Let’s ignore that Part 2 of the book goes beyond “the role of social media in information warfare and hybrid war.” This may be apparent by chapter titles. Before mine was “International Ethics and Information Warfare” by Mervyn Frost and Nicholas Michelsen, and the chapters after were “The Politics of Information Warfare in Russia” by Radomir Bolgov and “Using Information: Methods and Cases from Russia” by Oxana Timofeyeva.” Yes, they discussed social media but not really its “role.”
Back to me. The reviewer is precisely accurate that my chapter “can be valuable today” (thank you, by the way) but before that, the text is misleading. To be sure, the whole purpose of the chapter, which both caused and was adapted from my article “The Past, Present, and Future of the War for Public Opinion” published on January 19, 2017, at War on the Rocks. The purpose and theme of that article was to provide a lesson for today by exposing much of our supposed knowledge of the past is wrong.
It is surprising, then, that one could read my chapter and come away thinking that I am “resurrecting” USIA in any way. The quote about USIA doing “information warfare” needs context. Below is what appeared before and after the cited text that USIA was a “tool of information warfare while the Russians waged political warfare across nonmilitary fronts”:
At its most aggressive, USIA was a tool of information warfare while the Russians waged political warfare across all nonmilitary fronts. It was a singular agency with a limited mandate of countering propaganda and sharing liberal concepts of rights, accountability, and governance. Overall, USIA was at best reactive Russia psychological and political aggression, especially the Kremlin’s subversion. There was little to nothing in the way of training or support for USIAp114 of Hybrid Conflicts and Information Warfare: New Labels, Old Politics
employeees, or other government agencies, to identiy, mitigate, or counter political subversarionencouraged by Moscow.”

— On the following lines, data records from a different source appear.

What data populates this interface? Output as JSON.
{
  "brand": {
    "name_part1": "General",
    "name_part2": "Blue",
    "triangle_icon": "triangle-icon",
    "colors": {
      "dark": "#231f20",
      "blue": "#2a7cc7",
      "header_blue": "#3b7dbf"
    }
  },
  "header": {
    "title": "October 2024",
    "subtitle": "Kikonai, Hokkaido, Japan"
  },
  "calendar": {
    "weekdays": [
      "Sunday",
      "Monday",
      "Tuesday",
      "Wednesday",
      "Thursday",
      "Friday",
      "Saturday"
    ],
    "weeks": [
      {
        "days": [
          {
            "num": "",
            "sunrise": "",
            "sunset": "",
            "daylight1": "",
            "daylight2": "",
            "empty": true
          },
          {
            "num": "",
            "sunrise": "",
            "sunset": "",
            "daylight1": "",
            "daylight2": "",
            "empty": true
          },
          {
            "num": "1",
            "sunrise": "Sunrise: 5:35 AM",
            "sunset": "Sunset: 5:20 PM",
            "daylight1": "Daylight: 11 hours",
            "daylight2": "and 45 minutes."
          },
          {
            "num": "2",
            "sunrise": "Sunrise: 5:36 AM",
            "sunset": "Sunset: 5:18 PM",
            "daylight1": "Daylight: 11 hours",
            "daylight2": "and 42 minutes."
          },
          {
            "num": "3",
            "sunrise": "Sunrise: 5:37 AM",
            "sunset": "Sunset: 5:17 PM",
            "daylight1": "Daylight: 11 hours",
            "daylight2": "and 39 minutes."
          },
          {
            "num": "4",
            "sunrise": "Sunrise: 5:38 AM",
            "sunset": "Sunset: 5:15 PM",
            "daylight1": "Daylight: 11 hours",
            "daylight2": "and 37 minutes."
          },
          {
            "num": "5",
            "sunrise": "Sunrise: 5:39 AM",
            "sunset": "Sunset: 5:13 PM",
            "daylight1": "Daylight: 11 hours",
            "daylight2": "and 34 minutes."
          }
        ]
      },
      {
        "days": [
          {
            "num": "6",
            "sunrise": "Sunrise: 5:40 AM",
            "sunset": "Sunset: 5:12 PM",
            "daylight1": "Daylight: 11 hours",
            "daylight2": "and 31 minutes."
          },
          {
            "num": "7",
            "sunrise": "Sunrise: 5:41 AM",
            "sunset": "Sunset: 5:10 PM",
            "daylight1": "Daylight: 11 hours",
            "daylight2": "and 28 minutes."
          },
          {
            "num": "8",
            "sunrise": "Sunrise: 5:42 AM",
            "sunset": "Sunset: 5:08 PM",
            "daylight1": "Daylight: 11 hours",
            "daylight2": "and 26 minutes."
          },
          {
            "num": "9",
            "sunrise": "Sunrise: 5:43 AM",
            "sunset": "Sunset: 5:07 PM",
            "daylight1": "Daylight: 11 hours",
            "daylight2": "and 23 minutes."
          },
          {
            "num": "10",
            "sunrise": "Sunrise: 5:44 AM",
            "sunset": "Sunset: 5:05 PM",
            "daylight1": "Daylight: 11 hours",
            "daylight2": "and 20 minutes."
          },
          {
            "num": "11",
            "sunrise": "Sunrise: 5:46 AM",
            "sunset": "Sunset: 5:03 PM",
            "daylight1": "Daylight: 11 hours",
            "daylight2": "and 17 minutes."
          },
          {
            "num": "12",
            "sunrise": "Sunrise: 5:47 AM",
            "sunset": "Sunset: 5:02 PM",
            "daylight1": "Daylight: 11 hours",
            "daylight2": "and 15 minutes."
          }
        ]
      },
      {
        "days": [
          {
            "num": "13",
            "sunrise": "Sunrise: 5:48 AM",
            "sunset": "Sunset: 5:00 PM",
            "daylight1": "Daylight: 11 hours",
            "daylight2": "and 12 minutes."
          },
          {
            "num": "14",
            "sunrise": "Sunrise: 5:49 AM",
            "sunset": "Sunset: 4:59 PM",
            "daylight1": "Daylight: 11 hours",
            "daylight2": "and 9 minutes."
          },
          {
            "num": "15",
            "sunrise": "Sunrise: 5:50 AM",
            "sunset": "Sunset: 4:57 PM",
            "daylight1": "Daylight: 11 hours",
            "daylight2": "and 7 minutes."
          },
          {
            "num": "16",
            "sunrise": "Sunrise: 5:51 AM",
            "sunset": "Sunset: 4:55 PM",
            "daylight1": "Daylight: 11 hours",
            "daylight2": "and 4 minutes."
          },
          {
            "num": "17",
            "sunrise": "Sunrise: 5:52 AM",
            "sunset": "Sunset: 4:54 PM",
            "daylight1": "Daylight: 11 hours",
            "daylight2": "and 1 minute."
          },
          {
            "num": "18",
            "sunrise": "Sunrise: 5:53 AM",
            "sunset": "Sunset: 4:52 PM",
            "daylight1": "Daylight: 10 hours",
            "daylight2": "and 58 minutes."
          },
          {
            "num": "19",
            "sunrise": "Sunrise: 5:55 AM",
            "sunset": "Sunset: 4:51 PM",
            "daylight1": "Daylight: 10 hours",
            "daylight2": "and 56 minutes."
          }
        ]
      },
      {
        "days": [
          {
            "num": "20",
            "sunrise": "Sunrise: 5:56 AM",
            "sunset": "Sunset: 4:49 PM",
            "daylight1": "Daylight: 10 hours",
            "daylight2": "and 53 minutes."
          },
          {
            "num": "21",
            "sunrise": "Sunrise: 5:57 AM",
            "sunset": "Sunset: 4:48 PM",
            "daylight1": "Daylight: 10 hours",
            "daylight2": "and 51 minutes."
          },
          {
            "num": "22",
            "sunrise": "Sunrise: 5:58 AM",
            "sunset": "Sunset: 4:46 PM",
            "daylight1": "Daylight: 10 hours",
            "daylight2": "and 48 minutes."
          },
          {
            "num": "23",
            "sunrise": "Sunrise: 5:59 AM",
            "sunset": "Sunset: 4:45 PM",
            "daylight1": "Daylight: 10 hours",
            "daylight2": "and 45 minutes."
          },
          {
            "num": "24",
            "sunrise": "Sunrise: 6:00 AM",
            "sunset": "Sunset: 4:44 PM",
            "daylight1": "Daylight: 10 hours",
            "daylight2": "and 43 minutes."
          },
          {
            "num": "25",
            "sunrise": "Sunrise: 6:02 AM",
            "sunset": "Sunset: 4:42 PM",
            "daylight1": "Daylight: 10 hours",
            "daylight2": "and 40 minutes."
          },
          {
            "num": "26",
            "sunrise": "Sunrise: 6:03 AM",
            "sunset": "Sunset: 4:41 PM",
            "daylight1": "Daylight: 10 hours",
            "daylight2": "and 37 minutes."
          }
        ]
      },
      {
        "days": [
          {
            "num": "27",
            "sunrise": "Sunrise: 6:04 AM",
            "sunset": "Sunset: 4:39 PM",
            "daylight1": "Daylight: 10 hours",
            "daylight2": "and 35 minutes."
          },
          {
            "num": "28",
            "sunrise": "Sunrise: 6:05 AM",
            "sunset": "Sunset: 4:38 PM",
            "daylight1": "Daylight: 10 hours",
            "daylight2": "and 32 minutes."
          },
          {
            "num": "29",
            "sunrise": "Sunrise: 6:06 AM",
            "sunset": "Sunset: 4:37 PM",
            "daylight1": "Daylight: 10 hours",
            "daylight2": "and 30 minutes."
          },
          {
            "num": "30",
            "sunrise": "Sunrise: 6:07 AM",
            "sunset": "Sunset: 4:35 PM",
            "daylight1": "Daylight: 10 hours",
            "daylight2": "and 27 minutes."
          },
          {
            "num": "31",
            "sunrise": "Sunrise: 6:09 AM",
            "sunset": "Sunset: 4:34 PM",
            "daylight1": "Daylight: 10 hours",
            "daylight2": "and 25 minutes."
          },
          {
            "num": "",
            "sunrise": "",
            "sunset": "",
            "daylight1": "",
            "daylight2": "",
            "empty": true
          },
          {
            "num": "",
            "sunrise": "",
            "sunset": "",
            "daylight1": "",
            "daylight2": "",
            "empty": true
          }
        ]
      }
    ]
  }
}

I can see how the reviewer may have selected the quote to highlight USIA was narrowly focused while the Russians were far more broad in their methods. But that assumes the reader understands that “information warfare” is a substantially more limited “thing” than political warfare. I can also see that the reviewer may have used “resurrects” as a synonym for “recalls,” but I don’t know and I have my doubts considering the number of ill-informed calls to resurrect USIA. (See, by the way, “No, We Do Not Need to Revive the U.S. Information Agency.”) The start of the third paragraph of the chapter would suggest “resurrects” is not an appropriate word: “Despite modern suggestions, USIA was not a kind of Captain America’s shield against political warfare” (p108). Or later in that paragraph, “The United States never properly armed itself, and especially not with USIA, for the cold reality of the political warfare it was embroiled in.”
It is not easy to write reviews. It is a challenge made more difficult by length limitations. To be clear, I am grateful for the mention as not all of the chapters made the cut (and it is easier to criticize than to create). Clarity is accuracy when forced to be economical with words. I hope I cleared that up any confusion from the review (in a post that is over 1/10th of the word count of the chapter).
By the way, if you listen to only one presentation from the January 2017 conference, make it Georgy Filimonov’s. His chapter in the book, “The Color Revolutions in the Context of Hybrid Wars,” is worth reading. Mr. Filimonov was (is?) director of the Institute for Strategic Studies and Predictions and professor in the Department of Theory and History of International Relations at RUDN University, Moscow.